But apart from this, this journey along the ‘Stille Veg’ may present some interesting encounters – some dark and mysterious, others enchanting and optimistic…

[R]ecyclopedia [R]emix

Let me begin with a warning: this mix is quite unlike the previous ones!
Though there are quite a lot ‘ambient moments’ to enjoy, it cannot be qualified as ‘ambient music mix’ because it contains a lot of other musical elements too.

This mix was created especially for Frans Friederich – a dutch musician currently working on a megalomaniac project he started in 1997: Recyclopedia.
One single full CD for each letter in the alphabet.
26 CD’s recycling and rewriting musical history associatively…!

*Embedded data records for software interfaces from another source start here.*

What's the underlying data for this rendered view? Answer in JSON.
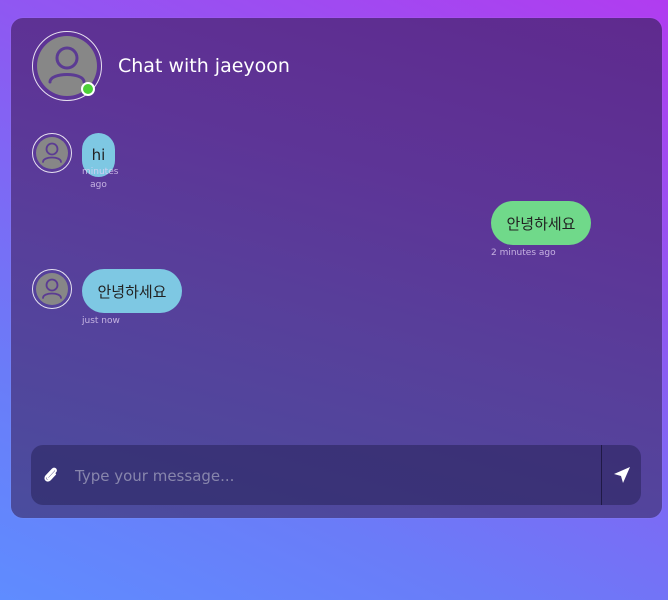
{
  "header": {
    "title": "Chat with jaeyoon",
    "avatar_icon": "user-icon",
    "status": "online",
    "status_color": "#4cd137"
  },
  "messages": [
    {
      "direction": "incoming",
      "text": "hi",
      "time": "minutes ago"
    },
    {
      "direction": "outgoing",
      "text": "안녕하세요",
      "time": "2 minutes ago"
    },
    {
      "direction": "incoming",
      "text": "안녕하세요",
      "time": "just now"
    }
  ],
  "composer": {
    "placeholder": "Type your message...",
    "attach_icon": "paperclip-icon",
    "send_icon": "send-icon"
  },
  "colors": {
    "incoming_bubble": "#7ec8e3",
    "outgoing_bubble": "#70d98a"
  }
}
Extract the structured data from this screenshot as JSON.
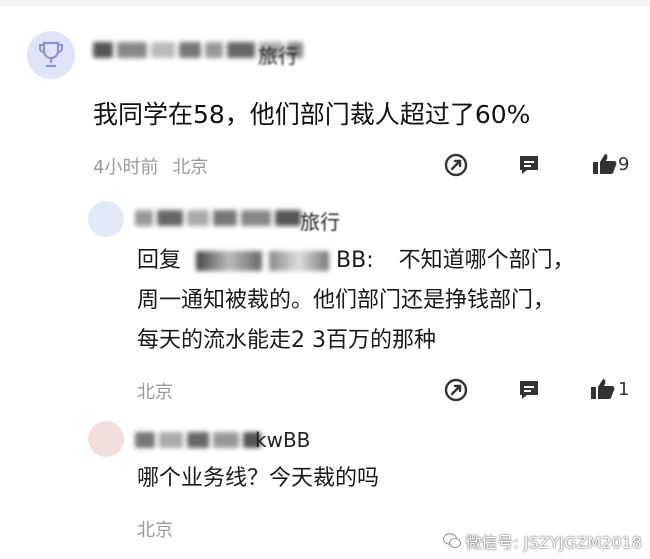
{
  "comment": {
    "username_visible": "旅行",
    "text": "我同学在58，他们部门裁人超过了60%",
    "time": "4小时前",
    "location": "北京",
    "like_count": "9"
  },
  "replies": [
    {
      "username_visible": "旅行",
      "reply_prefix": "回复",
      "reply_target_visible": "BB:",
      "line1": "不知道哪个部门，",
      "line2": "周一通知被裁的。他们部门还是挣钱部门，",
      "line3": "每天的流水能走2 3百万的那种",
      "location": "北京",
      "like_count": "1"
    },
    {
      "username_visible": "kwBB",
      "line1": "哪个业务线？今天裁的吗",
      "location": "北京"
    }
  ],
  "watermark": "微信号: JSZYJGZM2018",
  "icons": {
    "share": "share-icon",
    "comment": "comment-icon",
    "like": "thumbs-up-icon",
    "trophy": "trophy-icon"
  }
}
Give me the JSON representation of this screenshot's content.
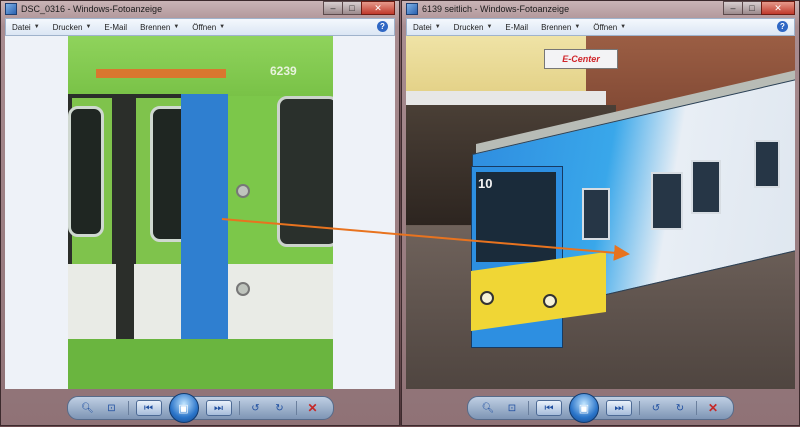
{
  "windows": [
    {
      "title": "DSC_0316 - Windows-Fotoanzeige",
      "menu": [
        {
          "label": "Datei",
          "has_dropdown": true
        },
        {
          "label": "Drucken",
          "has_dropdown": true
        },
        {
          "label": "E-Mail",
          "has_dropdown": false
        },
        {
          "label": "Brennen",
          "has_dropdown": true
        },
        {
          "label": "Öffnen",
          "has_dropdown": true
        }
      ],
      "photo_text": {
        "car_number": "6239"
      }
    },
    {
      "title": "6139 seitlich - Windows-Fotoanzeige",
      "menu": [
        {
          "label": "Datei",
          "has_dropdown": true
        },
        {
          "label": "Drucken",
          "has_dropdown": true
        },
        {
          "label": "E-Mail",
          "has_dropdown": false
        },
        {
          "label": "Brennen",
          "has_dropdown": true
        },
        {
          "label": "Öffnen",
          "has_dropdown": true
        }
      ],
      "photo_text": {
        "route_number": "10",
        "shop_sign": "E-Center"
      }
    }
  ],
  "icons": {
    "help": "help-icon",
    "zoom": "zoom-icon",
    "fit": "fit-to-window-icon",
    "prev": "previous-icon",
    "slideshow": "slideshow-icon",
    "next": "next-icon",
    "rotate_ccw": "rotate-counterclockwise-icon",
    "rotate_cw": "rotate-clockwise-icon",
    "delete": "delete-icon"
  },
  "colors": {
    "annotation_arrow": "#e8731f",
    "tram_green": "#7cc74a",
    "tram_blue": "#2f7fd0"
  }
}
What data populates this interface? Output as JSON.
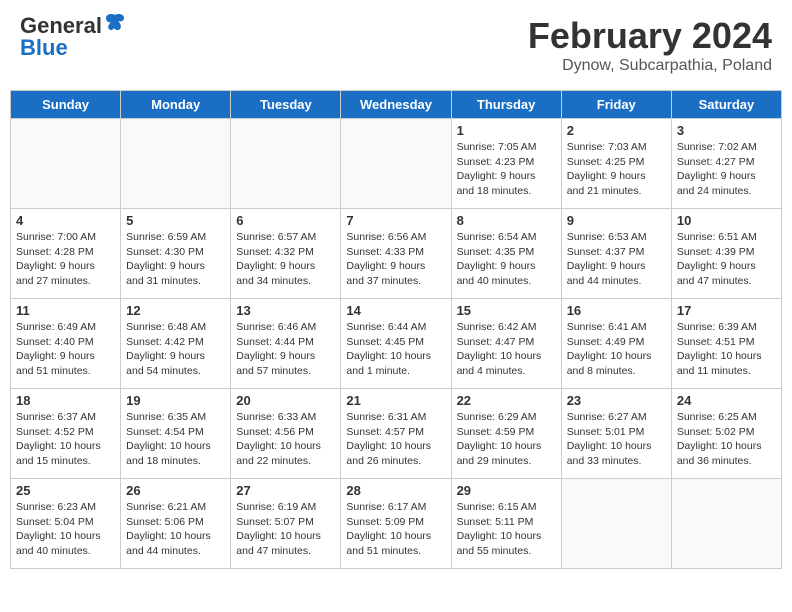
{
  "header": {
    "logo_general": "General",
    "logo_blue": "Blue",
    "main_title": "February 2024",
    "subtitle": "Dynow, Subcarpathia, Poland"
  },
  "days_of_week": [
    "Sunday",
    "Monday",
    "Tuesday",
    "Wednesday",
    "Thursday",
    "Friday",
    "Saturday"
  ],
  "weeks": [
    [
      {
        "day": "",
        "info": ""
      },
      {
        "day": "",
        "info": ""
      },
      {
        "day": "",
        "info": ""
      },
      {
        "day": "",
        "info": ""
      },
      {
        "day": "1",
        "info": "Sunrise: 7:05 AM\nSunset: 4:23 PM\nDaylight: 9 hours\nand 18 minutes."
      },
      {
        "day": "2",
        "info": "Sunrise: 7:03 AM\nSunset: 4:25 PM\nDaylight: 9 hours\nand 21 minutes."
      },
      {
        "day": "3",
        "info": "Sunrise: 7:02 AM\nSunset: 4:27 PM\nDaylight: 9 hours\nand 24 minutes."
      }
    ],
    [
      {
        "day": "4",
        "info": "Sunrise: 7:00 AM\nSunset: 4:28 PM\nDaylight: 9 hours\nand 27 minutes."
      },
      {
        "day": "5",
        "info": "Sunrise: 6:59 AM\nSunset: 4:30 PM\nDaylight: 9 hours\nand 31 minutes."
      },
      {
        "day": "6",
        "info": "Sunrise: 6:57 AM\nSunset: 4:32 PM\nDaylight: 9 hours\nand 34 minutes."
      },
      {
        "day": "7",
        "info": "Sunrise: 6:56 AM\nSunset: 4:33 PM\nDaylight: 9 hours\nand 37 minutes."
      },
      {
        "day": "8",
        "info": "Sunrise: 6:54 AM\nSunset: 4:35 PM\nDaylight: 9 hours\nand 40 minutes."
      },
      {
        "day": "9",
        "info": "Sunrise: 6:53 AM\nSunset: 4:37 PM\nDaylight: 9 hours\nand 44 minutes."
      },
      {
        "day": "10",
        "info": "Sunrise: 6:51 AM\nSunset: 4:39 PM\nDaylight: 9 hours\nand 47 minutes."
      }
    ],
    [
      {
        "day": "11",
        "info": "Sunrise: 6:49 AM\nSunset: 4:40 PM\nDaylight: 9 hours\nand 51 minutes."
      },
      {
        "day": "12",
        "info": "Sunrise: 6:48 AM\nSunset: 4:42 PM\nDaylight: 9 hours\nand 54 minutes."
      },
      {
        "day": "13",
        "info": "Sunrise: 6:46 AM\nSunset: 4:44 PM\nDaylight: 9 hours\nand 57 minutes."
      },
      {
        "day": "14",
        "info": "Sunrise: 6:44 AM\nSunset: 4:45 PM\nDaylight: 10 hours\nand 1 minute."
      },
      {
        "day": "15",
        "info": "Sunrise: 6:42 AM\nSunset: 4:47 PM\nDaylight: 10 hours\nand 4 minutes."
      },
      {
        "day": "16",
        "info": "Sunrise: 6:41 AM\nSunset: 4:49 PM\nDaylight: 10 hours\nand 8 minutes."
      },
      {
        "day": "17",
        "info": "Sunrise: 6:39 AM\nSunset: 4:51 PM\nDaylight: 10 hours\nand 11 minutes."
      }
    ],
    [
      {
        "day": "18",
        "info": "Sunrise: 6:37 AM\nSunset: 4:52 PM\nDaylight: 10 hours\nand 15 minutes."
      },
      {
        "day": "19",
        "info": "Sunrise: 6:35 AM\nSunset: 4:54 PM\nDaylight: 10 hours\nand 18 minutes."
      },
      {
        "day": "20",
        "info": "Sunrise: 6:33 AM\nSunset: 4:56 PM\nDaylight: 10 hours\nand 22 minutes."
      },
      {
        "day": "21",
        "info": "Sunrise: 6:31 AM\nSunset: 4:57 PM\nDaylight: 10 hours\nand 26 minutes."
      },
      {
        "day": "22",
        "info": "Sunrise: 6:29 AM\nSunset: 4:59 PM\nDaylight: 10 hours\nand 29 minutes."
      },
      {
        "day": "23",
        "info": "Sunrise: 6:27 AM\nSunset: 5:01 PM\nDaylight: 10 hours\nand 33 minutes."
      },
      {
        "day": "24",
        "info": "Sunrise: 6:25 AM\nSunset: 5:02 PM\nDaylight: 10 hours\nand 36 minutes."
      }
    ],
    [
      {
        "day": "25",
        "info": "Sunrise: 6:23 AM\nSunset: 5:04 PM\nDaylight: 10 hours\nand 40 minutes."
      },
      {
        "day": "26",
        "info": "Sunrise: 6:21 AM\nSunset: 5:06 PM\nDaylight: 10 hours\nand 44 minutes."
      },
      {
        "day": "27",
        "info": "Sunrise: 6:19 AM\nSunset: 5:07 PM\nDaylight: 10 hours\nand 47 minutes."
      },
      {
        "day": "28",
        "info": "Sunrise: 6:17 AM\nSunset: 5:09 PM\nDaylight: 10 hours\nand 51 minutes."
      },
      {
        "day": "29",
        "info": "Sunrise: 6:15 AM\nSunset: 5:11 PM\nDaylight: 10 hours\nand 55 minutes."
      },
      {
        "day": "",
        "info": ""
      },
      {
        "day": "",
        "info": ""
      }
    ]
  ]
}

Frans Friederich’s musical history shows a variety of styles: he played in jazz-, ska-, and big-bands, but also in experimental acts like Dull Schicksal and Trespassers W.  This musical diversity is also heard on the Recyclopedia albums: it’s a musical roller coaster ride with Friederich himself joining the musical extremes in his own personal style.

In 2009, Friederich completed the Recyclopedia Qalbum – which contains beautiful ambient music created together with soundscape artist Robert Kroos. 
(So, by now, about 65% of this project is finished – with this average output the entire Recyclopedia will be completed around 2017!)

When I started this Recyclopedia mix, I originally wanted to focus on the many ambient music pieces throughout the series, creating an ambient mix and leaving out all other music. But the nature of the project decided otherwise.

Miserere (Mix)

First, let me give my best wishes for 2010 to all of you!!

What better way to start the new year than with a brand new mix ánd a brand new design (thanks Ingmar from Planet KL!)?

The design change is symbolic, in a way: after publishing a lot of mixes in 2009, all of wich were created for radio broadcast, it is now time to take a further step and start publishing new mixes.
Miserere” is the first of these brand new mixes to be published. 

Miserere” has taken its name from the concluding piece: Gregoria Allegri’s Miserere, as performed by the Tallis Scholars.